»»
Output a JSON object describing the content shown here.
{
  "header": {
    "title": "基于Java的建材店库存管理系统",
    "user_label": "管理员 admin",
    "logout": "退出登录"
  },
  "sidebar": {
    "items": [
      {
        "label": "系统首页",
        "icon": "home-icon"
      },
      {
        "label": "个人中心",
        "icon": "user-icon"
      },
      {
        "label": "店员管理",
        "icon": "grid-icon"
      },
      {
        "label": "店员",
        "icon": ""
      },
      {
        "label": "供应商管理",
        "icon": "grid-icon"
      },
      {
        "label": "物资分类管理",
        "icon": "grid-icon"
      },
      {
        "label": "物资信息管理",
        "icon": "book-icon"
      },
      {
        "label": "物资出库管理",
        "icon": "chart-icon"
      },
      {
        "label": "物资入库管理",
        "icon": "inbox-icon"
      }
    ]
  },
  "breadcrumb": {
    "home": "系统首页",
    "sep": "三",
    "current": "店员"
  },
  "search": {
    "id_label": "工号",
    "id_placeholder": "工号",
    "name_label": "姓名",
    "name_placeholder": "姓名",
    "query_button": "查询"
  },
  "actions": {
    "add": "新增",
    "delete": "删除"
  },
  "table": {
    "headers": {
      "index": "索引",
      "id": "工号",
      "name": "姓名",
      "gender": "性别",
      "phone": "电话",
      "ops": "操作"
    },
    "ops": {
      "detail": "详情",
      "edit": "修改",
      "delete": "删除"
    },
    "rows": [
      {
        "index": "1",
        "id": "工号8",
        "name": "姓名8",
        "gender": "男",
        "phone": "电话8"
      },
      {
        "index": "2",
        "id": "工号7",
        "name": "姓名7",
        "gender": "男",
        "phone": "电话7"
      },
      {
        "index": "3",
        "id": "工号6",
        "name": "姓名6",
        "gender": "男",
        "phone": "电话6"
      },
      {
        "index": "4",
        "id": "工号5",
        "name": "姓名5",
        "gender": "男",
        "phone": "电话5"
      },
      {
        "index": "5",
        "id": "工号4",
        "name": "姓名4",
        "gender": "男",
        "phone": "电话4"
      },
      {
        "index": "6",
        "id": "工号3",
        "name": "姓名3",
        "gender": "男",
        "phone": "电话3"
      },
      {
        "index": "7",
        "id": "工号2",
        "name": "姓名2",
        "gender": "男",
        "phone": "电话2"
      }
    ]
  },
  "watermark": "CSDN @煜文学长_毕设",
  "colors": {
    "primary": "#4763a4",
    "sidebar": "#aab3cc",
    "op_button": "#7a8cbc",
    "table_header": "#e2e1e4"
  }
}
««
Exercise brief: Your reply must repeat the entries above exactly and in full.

Output of the exercise:
Output a JSON object describing the content shown here.
{
  "header": {
    "title": "基于Java的建材店库存管理系统",
    "user_label": "管理员 admin",
    "logout": "退出登录"
  },
  "sidebar": {
    "items": [
      {
        "label": "系统首页",
        "icon": "home-icon"
      },
      {
        "label": "个人中心",
        "icon": "user-icon"
      },
      {
        "label": "店员管理",
        "icon": "grid-icon"
      },
      {
        "label": "店员",
        "icon": ""
      },
      {
        "label": "供应商管理",
        "icon": "grid-icon"
      },
      {
        "label": "物资分类管理",
        "icon": "grid-icon"
      },
      {
        "label": "物资信息管理",
        "icon": "book-icon"
      },
      {
        "label": "物资出库管理",
        "icon": "chart-icon"
      },
      {
        "label": "物资入库管理",
        "icon": "inbox-icon"
      }
    ]
  },
  "breadcrumb": {
    "home": "系统首页",
    "sep": "三",
    "current": "店员"
  },
  "search": {
    "id_label": "工号",
    "id_placeholder": "工号",
    "name_label": "姓名",
    "name_placeholder": "姓名",
    "query_button": "查询"
  },
  "actions": {
    "add": "新增",
    "delete": "删除"
  },
  "table": {
    "headers": {
      "index": "索引",
      "id": "工号",
      "name": "姓名",
      "gender": "性别",
      "phone": "电话",
      "ops": "操作"
    },
    "ops": {
      "detail": "详情",
      "edit": "修改",
      "delete": "删除"
    },
    "rows": [
      {
        "index": "1",
        "id": "工号8",
        "name": "姓名8",
        "gender": "男",
        "phone": "电话8"
      },
      {
        "index": "2",
        "id": "工号7",
        "name": "姓名7",
        "gender": "男",
        "phone": "电话7"
      },
      {
        "index": "3",
        "id": "工号6",
        "name": "姓名6",
        "gender": "男",
        "phone": "电话6"
      },
      {
        "index": "4",
        "id": "工号5",
        "name": "姓名5",
        "gender": "男",
        "phone": "电话5"
      },
      {
        "index": "5",
        "id": "工号4",
        "name": "姓名4",
        "gender": "男",
        "phone": "电话4"
      },
      {
        "index": "6",
        "id": "工号3",
        "name": "姓名3",
        "gender": "男",
        "phone": "电话3"
      },
      {
        "index": "7",
        "id": "工号2",
        "name": "姓名2",
        "gender": "男",
        "phone": "电话2"
      }
    ]
  },
  "watermark": "CSDN @煜文学长_毕设",
  "colors": {
    "primary": "#4763a4",
    "sidebar": "#aab3cc",
    "op_button": "#7a8cbc",
    "table_header": "#e2e1e4"
  }
}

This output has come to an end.